I don't believe this is overt racism. The deputies seemed to be very nice to the kids. They were following what they considered lawful orders, and did it in a nice way. But would they have been asked to go out there had those kids been white?

I do know some white kids were in it a few weeks ago and nothing was said. Perhaps no one noticed.

There most certainly is a racist component to what happened, but it's subtle. I'm sure none of these people consider themselves racist in any way. There were no blatantly racist remarks that I heard. It's under the surface, pretty much the way I presented it.

Anonymous said...

Anon 5:06, I brought it up because it was in the post and I think it played a role. You're correct, it didn't center on it, but it was there nonetheless. And I know subtle racism is in the picture at PPL, I've heard it with my own ears.

Subtle racism is the worst of all....

Bottom line - let the kids play.

The Banker

Anonymous said...

The Great O'Hare has deemed it racist. Give it a rest. If Stoffa is such a great leader he can order the kids be allowed to play there. His word overrules the 'white Court Administrators'. You know that only a Couirt Order could stop him and that ain't gonna happen.
So ask the County Executive to reach out his Lincoln like arms and free the people to get wet at the Courthouse.
Unless he is still up Angles backside. Now there is a 'white' guy with lots of stories not even subtle.

Anonymous said...

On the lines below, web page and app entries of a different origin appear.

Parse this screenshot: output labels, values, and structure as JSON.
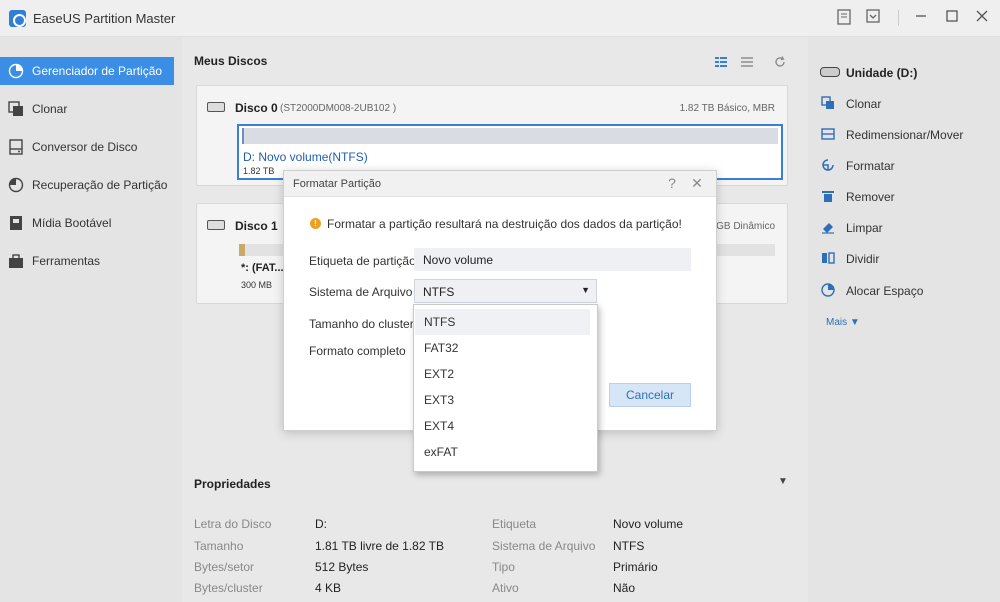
{
  "app": {
    "title": "EaseUS Partition Master"
  },
  "titlebar_icons": [
    "feedback-icon",
    "download-icon",
    "minimize-icon",
    "maximize-icon",
    "close-icon"
  ],
  "sidebar": {
    "items": [
      {
        "label": "Gerenciador de Partição",
        "icon": "disk-manager-icon",
        "active": true
      },
      {
        "label": "Clonar",
        "icon": "clone-icon"
      },
      {
        "label": "Conversor de Disco",
        "icon": "converter-icon"
      },
      {
        "label": "Recuperação de Partição",
        "icon": "recovery-icon"
      },
      {
        "label": "Mídia Bootável",
        "icon": "bootable-icon"
      },
      {
        "label": "Ferramentas",
        "icon": "toolbox-icon"
      }
    ]
  },
  "main": {
    "title": "Meus Discos",
    "disk0": {
      "name": "Disco 0",
      "model": "(ST2000DM008-2UB102 )",
      "info": "1.82 TB Básico, MBR",
      "partition": {
        "label": "D: Novo volume(NTFS)",
        "size": "1.82 TB"
      }
    },
    "disk1": {
      "name": "Disco 1",
      "info": "GB Dinâmico",
      "partition": {
        "label": "*: (FAT...",
        "size": "300 MB"
      }
    },
    "properties": {
      "title": "Propriedades",
      "left": [
        {
          "key": "Letra do Disco",
          "value": "D:"
        },
        {
          "key": "Tamanho",
          "value": "1.81 TB livre de 1.82 TB"
        },
        {
          "key": "Bytes/setor",
          "value": "512 Bytes"
        },
        {
          "key": "Bytes/cluster",
          "value": "4 KB"
        }
      ],
      "right": [
        {
          "key": "Etiqueta",
          "value": "Novo volume"
        },
        {
          "key": "Sistema de Arquivo",
          "value": "NTFS"
        },
        {
          "key": "Tipo",
          "value": "Primário"
        },
        {
          "key": "Ativo",
          "value": "Não"
        }
      ]
    }
  },
  "right_panel": {
    "unit": "Unidade (D:)",
    "actions": [
      {
        "label": "Clonar",
        "icon": "clone-icon"
      },
      {
        "label": "Redimensionar/Mover",
        "icon": "resize-icon"
      },
      {
        "label": "Formatar",
        "icon": "format-icon"
      },
      {
        "label": "Remover",
        "icon": "trash-icon"
      },
      {
        "label": "Limpar",
        "icon": "eraser-icon"
      },
      {
        "label": "Dividir",
        "icon": "split-icon"
      },
      {
        "label": "Alocar Espaço",
        "icon": "allocate-icon"
      }
    ],
    "more": "Mais"
  },
  "dialog": {
    "title": "Formatar Partição",
    "warning": "Formatar a partição resultará na destruição dos dados da partição!",
    "label_partition": "Etiqueta de partição",
    "partition_value": "Novo volume",
    "label_fs": "Sistema de Arquivo",
    "fs_value": "NTFS",
    "label_cluster": "Tamanho do cluster",
    "label_full": "Formato completo",
    "cancel": "Cancelar"
  },
  "dropdown": {
    "options": [
      "NTFS",
      "FAT32",
      "EXT2",
      "EXT3",
      "EXT4",
      "exFAT"
    ],
    "selected": "NTFS"
  },
  "colors": {
    "accent": "#3a8ee6",
    "link": "#2f6fb8",
    "warning": "#f0a020"
  }
}
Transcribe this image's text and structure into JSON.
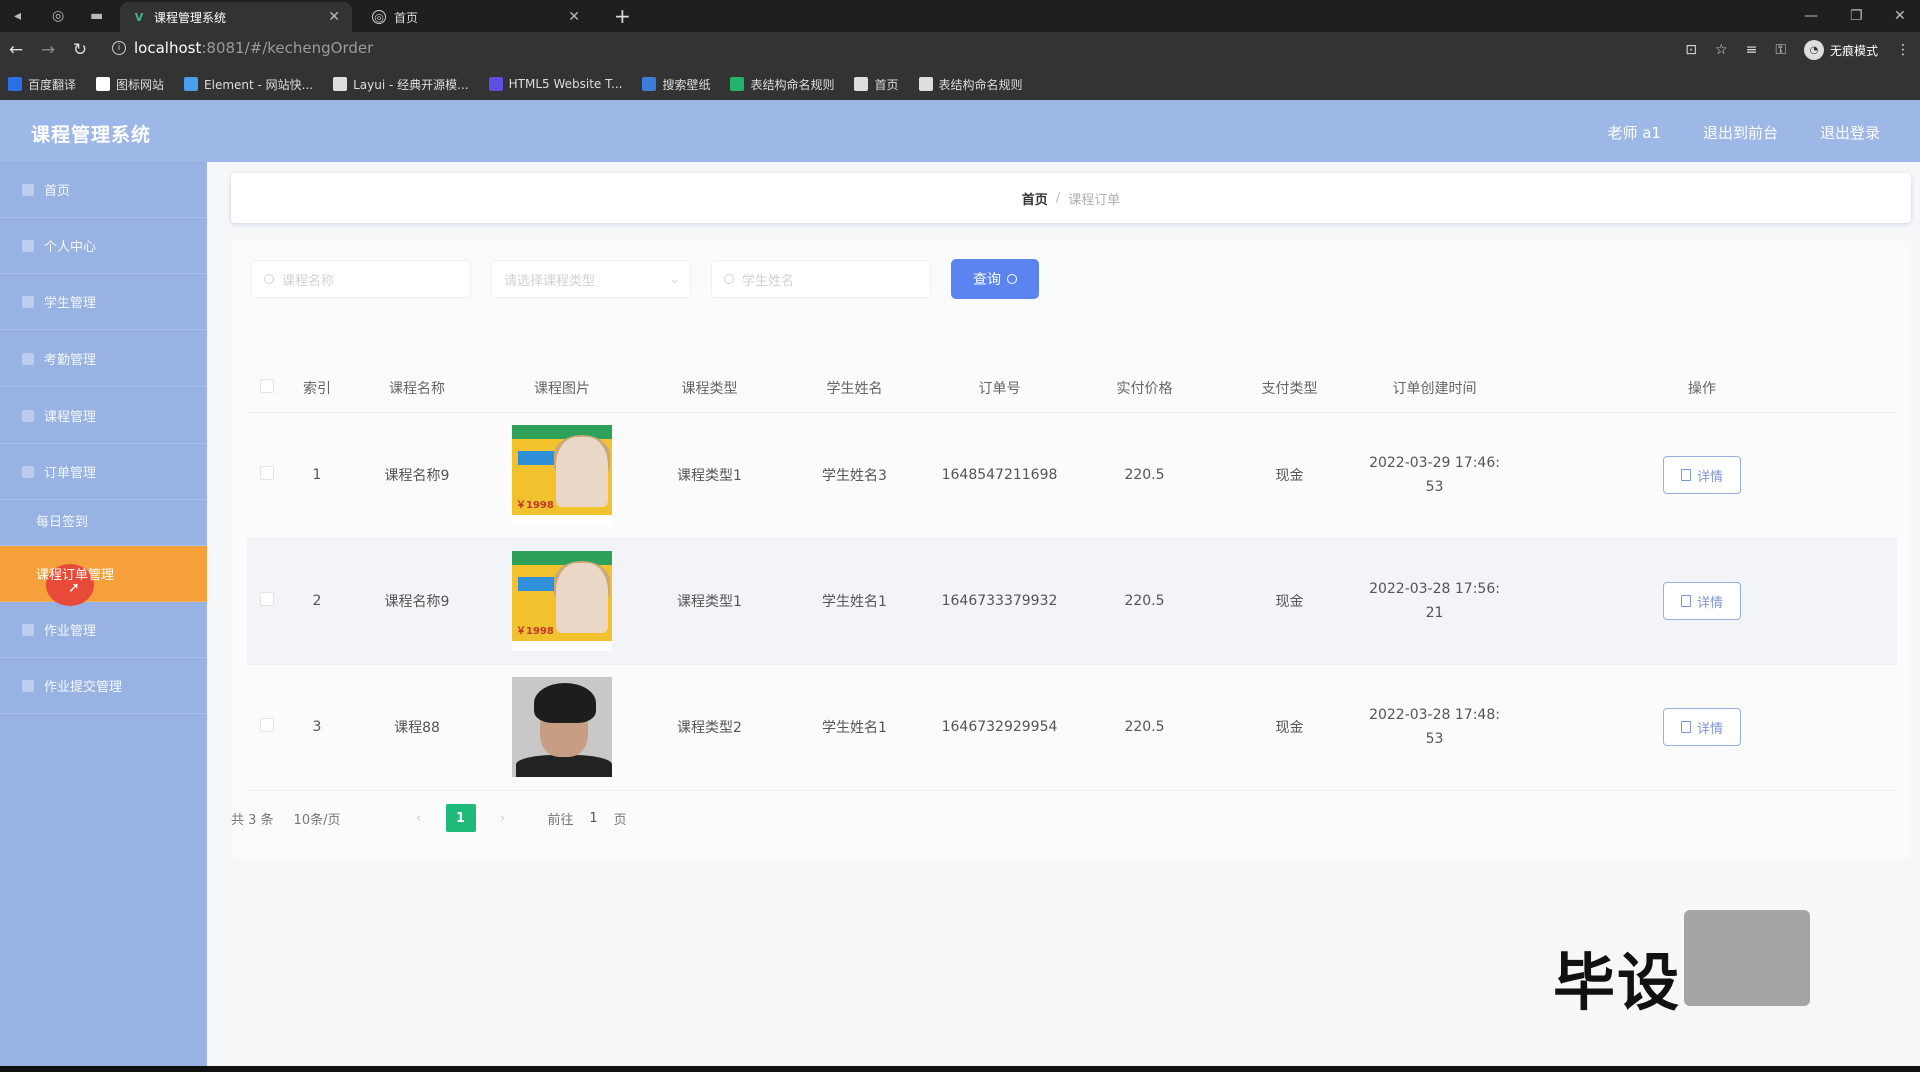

Lehigh County utilized some of its its green future fund money to work with the City of Allentown for spray parks at Bucky Boyle Park and I believe another one was to be built in either Keck Park and or Cedar Beach. I know that $500,000 went to improvements at Bucky Boyle Park back in 2004, part of which was the spray park. Ideally Norco could work with Sal Panto and the City of Easton to build a suitable spray park or parks for the kids in Easton. So many kids aren't swimmers. The Delaware or the quarries in the Slate belt aren't the place for kids to cool off. Especially little kids who use these fountains. I understand the world of liabilites these days. But given the heat, maybe a they could open the fountains up a couple of hours a day after some safety inspections. They have such a grand courthouse over there. Our Lehigh County judges told us in testimony before we trimmed our courthouse project down that it was to be the people's building. So be it. Set some guidelines. Post some "risk" signs. Maybe someone from the local bar association could work through the legal morass to ease the liability concern pro bono. But have a place for kids to go for God's sake. As I heard Paul Sorvino say today, We only go through life once, there is no dress rehearsal. Try to do good. Every day. Find a way. Maybe Easton could could spare a lifeguard from one of the local pools or the Y. I like Chris's idea for pool passes from businesses, the chamber, and charitable organizations. Sounds like a real good idea. Mr. Miles idea is also good, and even provides some contacts. Sadly, only another few weeks of summer for the kids, but maybe something could be done in time for next year. Let's hope so.

Anonymous said...

Anon 7:01

You are such a waste of air.

Bernie O'Hare said...

Anon 8:01,

As it gets closer to election time, the anonymous personal attacks have been increasing.

Stoffa certainly has the authority to order that kids be allowed to play at the fountain, but can't issue such an order until he knows they are being stopped. Moreover, he would not act unilaterally. He would certainly consult with the judges, who themselves may be unaware what happened, and come up with a decision that is best for everyone.


Nice to hear from you. Chris Miller and Don Miles both hgave some great ideas, and so do you. They are very much appreciated.